U.S. stock indexes traded modestly higher on Thursday, gaining some momentum early in the session following reports that President Joe Biden will announce additional federal vaccine mandates.
Separately, investors were weighing weekly data on claims for jobless benefit insurance and parsing an updated policy statement from the European Central Bank that could help to inform the Federal Reserve’s plans to scale back on COVID-era policies.
How are stocks trading?
- The Dow Jones Industrial Average DJIA, +0.27% traded 50 points, or 0.1%, higher to about 35,086.
- The S&P 500 index SPX, +0.19% advanced 7 points, or 0.1%, to around 4,520.
- The Nasdaq Composite Index COMP, +0.37% traded 33 points, or 0.2%, higher at 15,320.
On Wednesday, the Dow declined 69 points, or 0.2%, to 35031.07, the S&P 500 dropped 6 points, or 0.1%, to 4514.07, and the Nasdaq Composite ended lower by 88 points, or 0.6%, to 15286.64.
What’s driving markets
Equity markets took a leg higher early Thursday, after reports indicated that Biden would seek a fresh round of additional vaccine mandates for federal workers and push for those measures to be extended to employees of government contractors.
“He’s going to build on our mandates requirements, making it so that workers in the federal government or others have to get vaccinated, we’ve seen that work,” said White House press secretary Jen Psaki told MSNBC on Thursday.
“I think that any time we get news that shows you are going to have more incentives to get this population vaccinated is great for the reopening of the economy,” Edward Moya, senior market analyst at Oanda Corp., told MarketWatch in a phone interview.
The report on the White House’s plans to improve vaccination measures follows updates of weekly jobless claims and a policy statement from the ECB.
Initial jobless claims fell by 35,000 to 310,000 in the week ended Sept. 4, the Labor Department said Thursday, marking the lowest level of claims since the pandemic struck in March 2020 and the biggest decline in claims since late June.
Economists polled by The Wall Street Journal had estimated new claims would total 335,000.
Meanwhile, Europe’s central bank said that it would conduct asset purchases under its pandemic emergency purchase program, or PEPP, at a “moderately lower pace” after accelerating purchases in recent quarters. “Based on a joint assessment of financing conditions and the inflation outlook, the Governing Council judges that favorable financing conditions can be maintained with a moderately lower pace of net asset purchases under the PEPP than in the previous two quarters,” the ECB said following a meeting of its Governing Council.
The ECB said PEPP purchases would continue with an envelope of €1.85 trillion through at least the end of March 2022. The ECB left key interest rates unchanged, as expected.
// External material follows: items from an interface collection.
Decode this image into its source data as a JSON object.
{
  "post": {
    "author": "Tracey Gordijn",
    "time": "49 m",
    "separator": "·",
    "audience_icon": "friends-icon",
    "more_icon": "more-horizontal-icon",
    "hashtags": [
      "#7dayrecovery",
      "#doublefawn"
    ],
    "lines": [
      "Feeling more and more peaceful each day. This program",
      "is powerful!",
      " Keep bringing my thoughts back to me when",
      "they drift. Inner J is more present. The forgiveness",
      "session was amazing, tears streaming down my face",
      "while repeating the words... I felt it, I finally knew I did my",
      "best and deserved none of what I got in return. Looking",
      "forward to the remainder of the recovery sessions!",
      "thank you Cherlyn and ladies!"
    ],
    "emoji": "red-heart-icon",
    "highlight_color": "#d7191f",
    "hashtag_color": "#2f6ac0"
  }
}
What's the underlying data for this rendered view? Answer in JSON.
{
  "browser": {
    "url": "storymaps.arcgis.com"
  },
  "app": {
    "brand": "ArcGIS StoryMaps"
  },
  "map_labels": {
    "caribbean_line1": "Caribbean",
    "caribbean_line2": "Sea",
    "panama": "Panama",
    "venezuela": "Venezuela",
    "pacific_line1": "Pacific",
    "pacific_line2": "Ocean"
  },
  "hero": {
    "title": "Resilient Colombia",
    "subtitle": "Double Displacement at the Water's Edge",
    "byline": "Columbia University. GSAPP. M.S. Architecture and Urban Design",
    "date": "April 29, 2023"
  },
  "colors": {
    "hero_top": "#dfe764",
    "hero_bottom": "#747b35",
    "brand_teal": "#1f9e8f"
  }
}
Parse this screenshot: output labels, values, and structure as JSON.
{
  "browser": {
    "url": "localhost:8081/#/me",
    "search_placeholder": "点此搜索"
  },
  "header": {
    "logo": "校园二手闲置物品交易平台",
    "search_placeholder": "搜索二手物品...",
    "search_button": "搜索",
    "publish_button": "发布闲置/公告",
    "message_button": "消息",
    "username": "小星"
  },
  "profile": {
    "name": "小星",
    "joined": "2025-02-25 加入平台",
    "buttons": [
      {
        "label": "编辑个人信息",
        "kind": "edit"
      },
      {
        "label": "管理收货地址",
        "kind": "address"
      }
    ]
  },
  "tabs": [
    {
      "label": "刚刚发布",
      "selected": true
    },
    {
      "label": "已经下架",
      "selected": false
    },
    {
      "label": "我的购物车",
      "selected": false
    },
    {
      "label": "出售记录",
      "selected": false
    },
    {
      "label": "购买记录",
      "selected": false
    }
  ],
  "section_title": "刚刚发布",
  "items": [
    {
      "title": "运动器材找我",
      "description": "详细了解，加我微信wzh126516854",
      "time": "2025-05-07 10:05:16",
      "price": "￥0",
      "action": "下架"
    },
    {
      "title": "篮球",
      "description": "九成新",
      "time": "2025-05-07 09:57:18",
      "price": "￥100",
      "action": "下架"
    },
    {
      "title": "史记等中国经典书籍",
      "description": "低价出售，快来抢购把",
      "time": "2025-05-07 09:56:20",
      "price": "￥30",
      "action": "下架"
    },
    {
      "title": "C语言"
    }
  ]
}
ECB President Christine Lagarde was hosting a news conference at 2:30 p.m. Frankfurt time, or 8:30 a.m. Eastern.
Meanwhile, New York Fed President John Williams, who gets a vote at every interest-rate-setting meeting, said late Wednesday the central bank is still on track to reduce its bond purchases this year.
“Recently, stocks were in an upside trajectory on falling expectations that the Fed will taper this year, and this was due to the latest disappointing U.S. jobs data,” said Charalambos Pissouros, head of research at JFD Group.
Williams’s comments, however, suggest to some that there remains a chance that the Fed will announce a tapering plan sooner than later.
Which companies are in focus?
- GameStop GME, -6.87% was under pressure after-hours as the videogames retailer remained coy on its longer-term plans. Its stock was down 7.1%.
- Lululemon Athletica LULU, +11.29% shares were up over 13% as the athleisure-apparel maker blew past Wall Street estimates for the quarter and increased its full-year forecast.
How other assets are trading
- The 10-year Treasury note TMUBMUSD10Y, 1.326% was little changed at 1.34%.
- The dollar was trading 0.2% lower, as measured by the ICE U.S. Dollar Index DXY, -0.11%, which stood at around 92.49.
- Gold futures were on the rise, with the December contract GCZ21, -0.17% up 0.3% at around $1,800 an ounce.
- Oil futures CL.1, +0.55% rose, with West Texas Intermediate oil for November CLX21, +0.49% up 0.6% at $69.48 a barrel.
- The Hang Seng HSI, -2.30% tumbled 2.3% as China took aim at its videogame makers. The South China Morning Post reported the government will freeze new game approvals. Elsewhere in Asia, the Shanghai Composite SHCOMP closed 0.5% higher and Japan’s Nikkei 225 NIK closed advanced 0.6% lower.
- European equities traded mostly lower, with the Stoxx Europe 600 SXXP down less than 0.1% and the FTSE 100 UKX off 1%.